$30 million in revenue bonds to begin addressing the backlog.
Annual full-time tuition at the Manoa campus is $10,872 for the 2016-17 academic year. The recommended increases for that campus would amount to a 2 percent tuition hike for the 2017-18 academic year, or $11,088 for full-time undergraduate residents; a
1.9 percent increase the following year to $11,304; and a 1.9 percent increase to $11,520 for 2019-20.
Full-time graduate students at Manoa would pay $312 more a year in tuition under the proposal, but no increases are recommended for professional schools, including the business, education, nursing, law and medical graduate programs.
For students at the West Oahu and Hilo baccalaureate campuses, UH recommends undergraduate tuition stay flat at $7,200 for the 2017-18 year and increase by 1 percent a year — or $72 annually — in the following two academic years.
The seven community college campuses would see the smallest dollar increases under the proposal. Tuition for full-time students who are residents of the state would hold flat in the first year at $3,024 before increasing by $60, or 2 percent, annually in the following two years.
By comparison, a recent survey by the Western Interstate Commission for Higher Education, of which Hawaii is one of 16 member states, found tuition and fees for resident undergraduates at public four-year institutions in the WICHE region averaged $8,081 in 2015-16, up 2.7 percent from the year before.

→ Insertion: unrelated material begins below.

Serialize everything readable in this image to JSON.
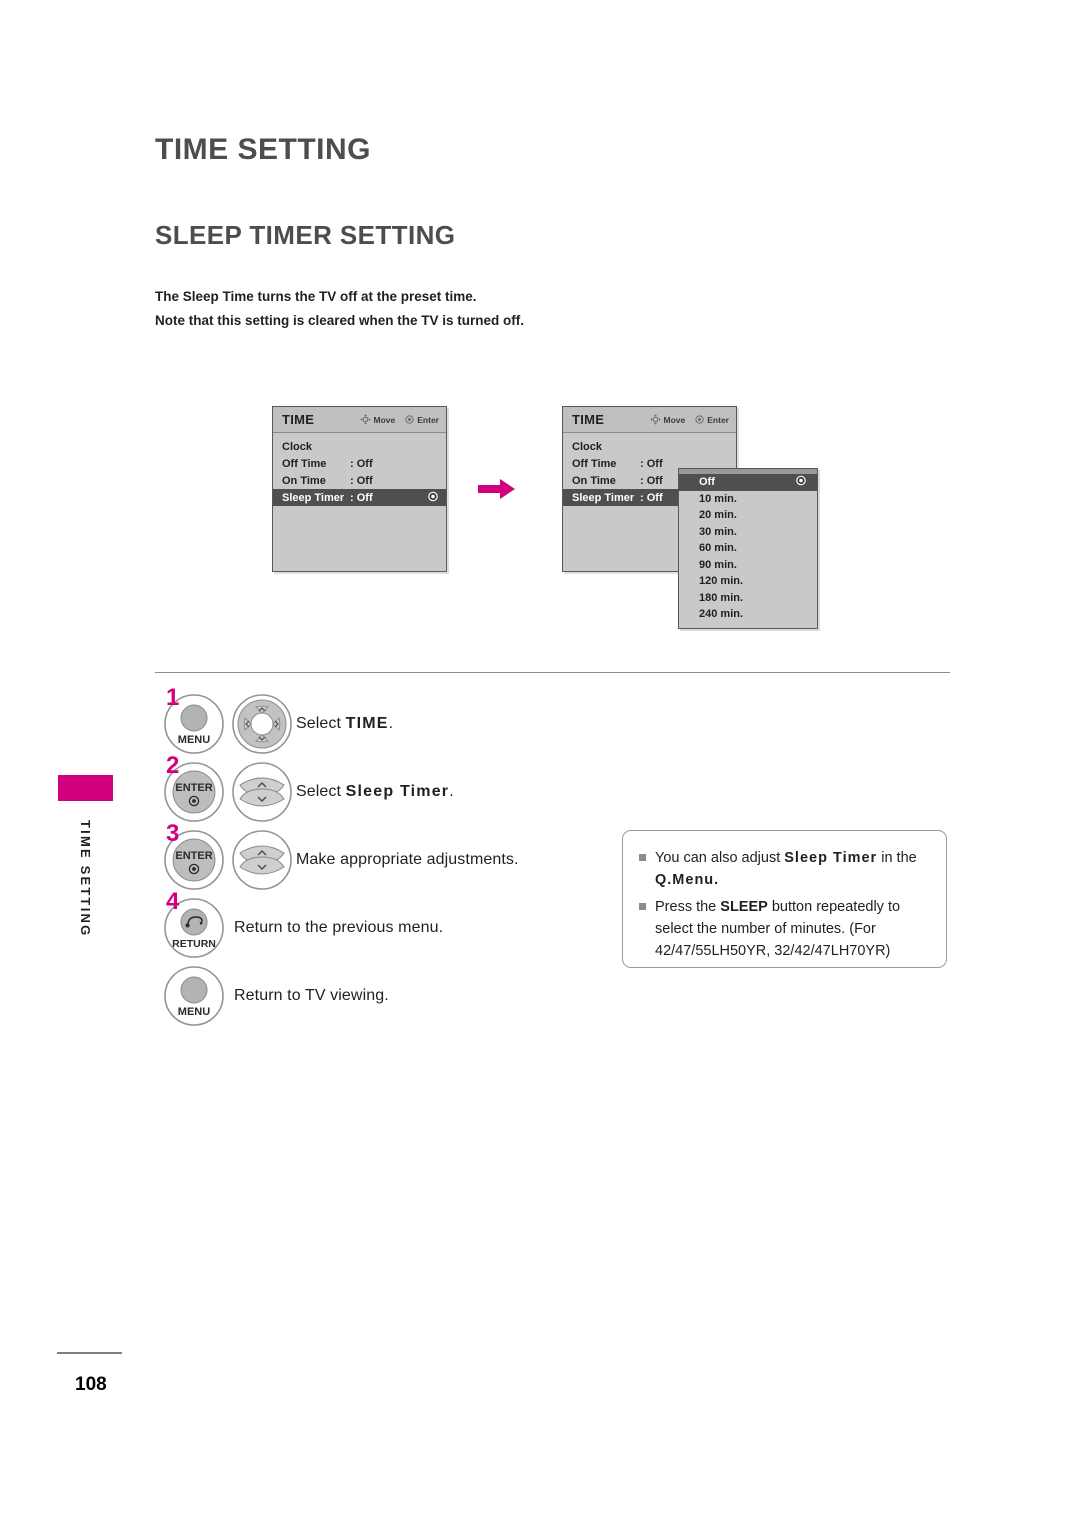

The Associated Students of the University of Hawaii, the student government representing undergraduates at the Manoa campus, passed a resolution this spring opposing the tuition increases and calling the move “premature.” The group contended in its resolution that tuition increases should be a last resort and called on the university administration to “explore other areas to reallocate the budget to mitigate costs.”
“The ASUH believes that it is important to keep considering both the cost and quality associated with providing an education to the students here at the University of Hawaii, and that the current cost structure is approaching the point where it might not be as valuable pursuing an education here,” the resolution said.

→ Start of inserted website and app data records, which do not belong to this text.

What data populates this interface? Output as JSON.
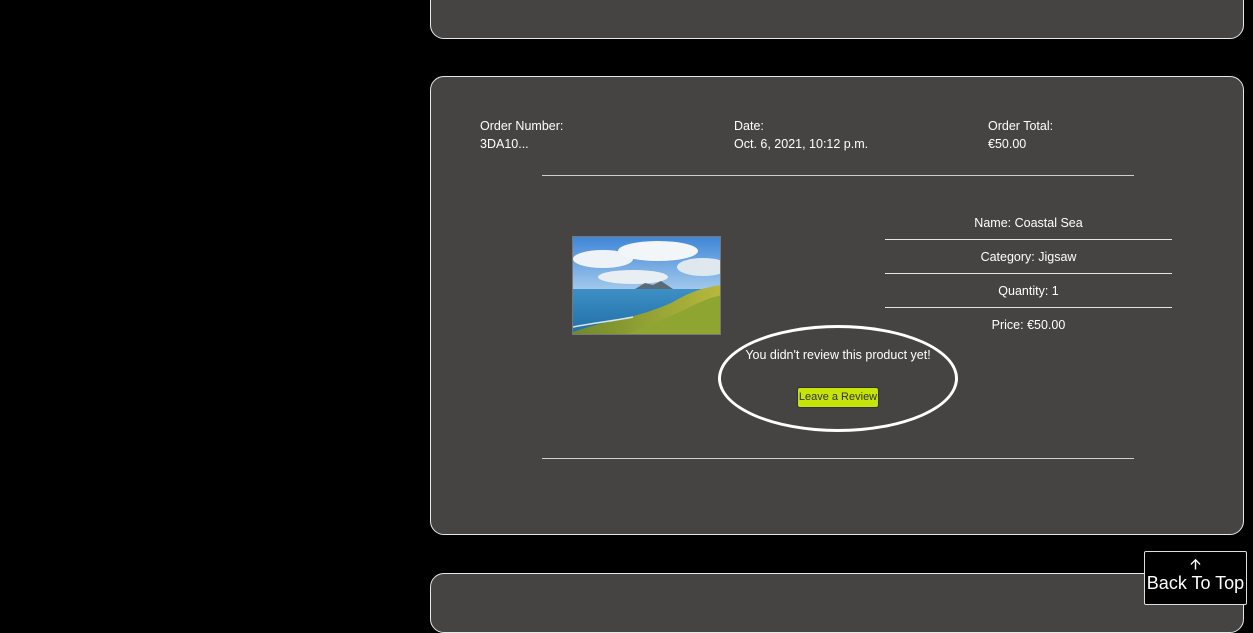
{
  "order": {
    "number_label": "Order Number:",
    "number_value": "3DA10...",
    "date_label": "Date:",
    "date_value": "Oct. 6, 2021, 10:12 p.m.",
    "total_label": "Order Total:",
    "total_value": "€50.00"
  },
  "product": {
    "image_icon": "coastal-sea-photo",
    "name": "Name: Coastal Sea",
    "category": "Category: Jigsaw",
    "quantity": "Quantity: 1",
    "price": "Price:  €50.00"
  },
  "review": {
    "message": "You didn't review this product yet!",
    "button_label": "Leave a Review",
    "button_color": "#c6e40a"
  },
  "back_to_top": {
    "arrow_icon": "arrow-up-icon",
    "arrow_glyph": "🡩",
    "label": "Back To Top"
  }
}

Thirty-eight percent of undergraduates at Manoa have taken out federal loans at help pay for college, and students graduate with a median federal loan debt of $19,509, according to the U.S. Department of Education.
Under the tuition plan, increases to tuition at the
Manoa campus would generate an estimated $2.36 million in 2017-18, an estimated $4.72 million the following year and an estimated
$7.08 million in 2019-20.
Dickson said the projections assume enrollment would hold steady across the campuses.
“The amount generated from the proposed increase is going to be dedicated for the purposes of modernizing facilities, regardless of what happens to enrollment,” she said.
Approximately 230 individuals attended 13 public meetings on the tuition proposal between March and May, and 52 of the attendees gave oral or written testimony.
“The majority who testified opposed the tuition proposal. Their primary concerns were affordability and financial hardship,” according to a memo by Dickson. “A few objected to the use of tuition for deferred maintenance. Other feedback included requests for transparency in how funds from the increases will be spent, and consideration of ways to reduce expenses rather than raising tuition.”